Innovation Council to among other things, set national priorities on Research,
Innovation and Development and promote the gains of the application in line
with national priorities. Another important piece of legislation is the Petroleum
Industry Governance Bill, 2018,
incorporates various legislative, regulatory, Fiscal policies,
instruments and institutions that govern the Nigerian petroleum industry.

The Advance Fee Fraud and Other
Related Offences (Amendment) Bill, 2017,
also seeks to provide adequately for our nation’s fight against
corruption, as it seeks to p
rohibit and punish offences pertaining to
Advance Fee Fraud and other fraud related offences and to repeal other Acts
related therewith.

The Stamp
Duties (Amendment) Bill
the transformation of NIPOST into a thriving revenue generating company and
last but not the least, the Electoral Act (Amendment) Bill of 2018, which
seeks among other things to reform the Electoral Act in the following
ways –

Provide for the instant
transmission of election results as a replacement of the manual transmission of

Provide a platform for
online publication of voter registers;

c.      Give INEC powers to utilize biometric accreditation of voters

d.    Remove unfair qualification processes

e.     Set out a more rigorous process for the determination of candidates, as
well as creates dispute resolution mechanisms.

f.       Set the maximum expense incurable by politicians  

From the above, the expedience of passing these laws is made clearer as
their importance and effects cut across all sectors of everyday life including
security, ease of doing business, governance and administration. Therefore, I
urge the President and the National Assembly to quicken any processes that are
currently outstanding and ensure the speedy assent of these bills. More
importantly, I urge Nigerians to provide oversight on these issues to the
government to ensure these Bills become law and do not remain unsigned like the
Electronic Transactions Bill which is yet to see the light of day.

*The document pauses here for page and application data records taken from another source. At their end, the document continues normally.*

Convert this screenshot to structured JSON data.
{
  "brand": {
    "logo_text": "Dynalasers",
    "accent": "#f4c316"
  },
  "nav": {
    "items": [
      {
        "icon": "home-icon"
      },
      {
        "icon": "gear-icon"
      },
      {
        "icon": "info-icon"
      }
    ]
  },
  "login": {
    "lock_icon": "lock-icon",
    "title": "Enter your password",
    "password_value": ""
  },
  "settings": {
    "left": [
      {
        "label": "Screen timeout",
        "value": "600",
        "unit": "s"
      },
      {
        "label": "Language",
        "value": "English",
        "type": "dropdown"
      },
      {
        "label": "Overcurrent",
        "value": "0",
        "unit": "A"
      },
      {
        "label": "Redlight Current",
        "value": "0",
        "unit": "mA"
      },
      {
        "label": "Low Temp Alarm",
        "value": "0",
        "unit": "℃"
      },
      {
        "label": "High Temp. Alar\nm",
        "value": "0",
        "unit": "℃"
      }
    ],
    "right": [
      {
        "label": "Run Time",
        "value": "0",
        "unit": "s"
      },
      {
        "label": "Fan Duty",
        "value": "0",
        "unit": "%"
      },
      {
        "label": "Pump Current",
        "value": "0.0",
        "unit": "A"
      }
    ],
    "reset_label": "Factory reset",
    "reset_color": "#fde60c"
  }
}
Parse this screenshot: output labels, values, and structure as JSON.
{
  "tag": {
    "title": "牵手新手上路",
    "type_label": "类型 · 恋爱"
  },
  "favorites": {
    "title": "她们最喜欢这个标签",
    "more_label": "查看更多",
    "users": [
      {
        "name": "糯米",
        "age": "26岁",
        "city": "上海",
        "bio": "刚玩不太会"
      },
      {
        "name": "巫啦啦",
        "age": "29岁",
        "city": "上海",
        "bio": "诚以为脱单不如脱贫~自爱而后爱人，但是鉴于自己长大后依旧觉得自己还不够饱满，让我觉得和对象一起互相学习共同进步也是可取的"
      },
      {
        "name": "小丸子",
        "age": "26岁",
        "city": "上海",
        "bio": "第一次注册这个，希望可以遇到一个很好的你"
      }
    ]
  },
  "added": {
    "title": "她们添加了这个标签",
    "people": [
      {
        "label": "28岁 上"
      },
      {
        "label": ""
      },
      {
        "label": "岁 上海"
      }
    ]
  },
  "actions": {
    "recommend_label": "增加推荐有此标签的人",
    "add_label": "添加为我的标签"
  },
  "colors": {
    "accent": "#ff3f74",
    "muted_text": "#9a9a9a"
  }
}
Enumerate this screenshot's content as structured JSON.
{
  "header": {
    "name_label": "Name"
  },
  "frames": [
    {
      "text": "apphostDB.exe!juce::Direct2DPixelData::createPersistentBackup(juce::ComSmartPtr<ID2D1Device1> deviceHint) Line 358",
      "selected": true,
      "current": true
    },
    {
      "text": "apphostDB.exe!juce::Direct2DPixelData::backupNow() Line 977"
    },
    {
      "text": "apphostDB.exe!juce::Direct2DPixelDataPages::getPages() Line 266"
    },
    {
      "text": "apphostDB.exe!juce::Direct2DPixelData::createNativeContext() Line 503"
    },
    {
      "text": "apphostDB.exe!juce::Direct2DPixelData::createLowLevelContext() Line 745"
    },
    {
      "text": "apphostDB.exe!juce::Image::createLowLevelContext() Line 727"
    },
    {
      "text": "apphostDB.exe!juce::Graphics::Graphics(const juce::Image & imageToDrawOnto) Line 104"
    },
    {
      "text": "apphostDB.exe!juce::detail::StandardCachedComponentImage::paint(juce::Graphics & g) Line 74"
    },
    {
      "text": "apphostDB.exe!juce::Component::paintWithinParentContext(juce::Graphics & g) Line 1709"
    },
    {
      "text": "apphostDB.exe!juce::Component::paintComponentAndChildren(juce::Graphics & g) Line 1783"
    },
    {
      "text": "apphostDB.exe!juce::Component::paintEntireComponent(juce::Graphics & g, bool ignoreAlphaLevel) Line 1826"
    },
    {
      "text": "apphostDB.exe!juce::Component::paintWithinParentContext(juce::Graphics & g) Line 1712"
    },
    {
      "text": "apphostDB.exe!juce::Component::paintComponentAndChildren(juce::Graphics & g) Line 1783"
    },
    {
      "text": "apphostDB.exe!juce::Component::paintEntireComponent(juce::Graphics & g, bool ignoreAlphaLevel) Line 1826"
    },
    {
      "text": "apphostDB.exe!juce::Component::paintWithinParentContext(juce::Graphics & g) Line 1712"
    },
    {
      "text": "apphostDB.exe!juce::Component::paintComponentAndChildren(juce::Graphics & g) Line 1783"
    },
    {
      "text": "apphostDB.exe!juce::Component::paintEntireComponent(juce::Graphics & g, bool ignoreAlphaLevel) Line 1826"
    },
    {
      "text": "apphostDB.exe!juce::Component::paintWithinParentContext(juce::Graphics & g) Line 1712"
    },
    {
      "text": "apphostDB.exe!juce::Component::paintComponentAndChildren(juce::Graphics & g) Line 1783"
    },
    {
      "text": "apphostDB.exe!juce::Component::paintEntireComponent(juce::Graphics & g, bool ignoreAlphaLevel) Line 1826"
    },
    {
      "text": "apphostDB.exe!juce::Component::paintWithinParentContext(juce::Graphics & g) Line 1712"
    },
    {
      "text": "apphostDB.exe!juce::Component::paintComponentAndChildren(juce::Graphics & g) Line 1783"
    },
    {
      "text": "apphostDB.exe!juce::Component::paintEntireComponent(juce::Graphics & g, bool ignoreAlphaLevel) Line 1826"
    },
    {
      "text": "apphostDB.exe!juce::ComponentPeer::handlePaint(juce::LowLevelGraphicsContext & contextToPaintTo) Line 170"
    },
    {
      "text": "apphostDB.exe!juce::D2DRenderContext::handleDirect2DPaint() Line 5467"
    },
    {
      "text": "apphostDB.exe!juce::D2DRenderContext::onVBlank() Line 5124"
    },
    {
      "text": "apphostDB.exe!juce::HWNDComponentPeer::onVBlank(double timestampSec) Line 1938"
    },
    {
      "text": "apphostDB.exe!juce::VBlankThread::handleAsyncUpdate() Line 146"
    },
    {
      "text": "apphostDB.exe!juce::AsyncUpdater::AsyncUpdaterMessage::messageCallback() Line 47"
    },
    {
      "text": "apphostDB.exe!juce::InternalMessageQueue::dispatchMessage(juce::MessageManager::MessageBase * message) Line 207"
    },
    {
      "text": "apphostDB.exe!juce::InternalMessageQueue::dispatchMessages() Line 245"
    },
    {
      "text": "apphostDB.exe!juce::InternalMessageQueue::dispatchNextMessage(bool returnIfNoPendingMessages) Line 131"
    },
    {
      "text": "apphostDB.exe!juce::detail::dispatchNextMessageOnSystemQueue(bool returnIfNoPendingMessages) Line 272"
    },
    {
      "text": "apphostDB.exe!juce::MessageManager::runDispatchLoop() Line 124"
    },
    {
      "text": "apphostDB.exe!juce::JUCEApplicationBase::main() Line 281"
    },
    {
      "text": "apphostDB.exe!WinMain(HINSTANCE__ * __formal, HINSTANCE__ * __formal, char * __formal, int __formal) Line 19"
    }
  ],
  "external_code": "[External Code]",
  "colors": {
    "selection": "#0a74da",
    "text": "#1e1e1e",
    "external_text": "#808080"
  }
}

Adedunmade Onibokun is a lawyer and founder of the online legal
educational  platform, Legalnaija

First Published on Ynaija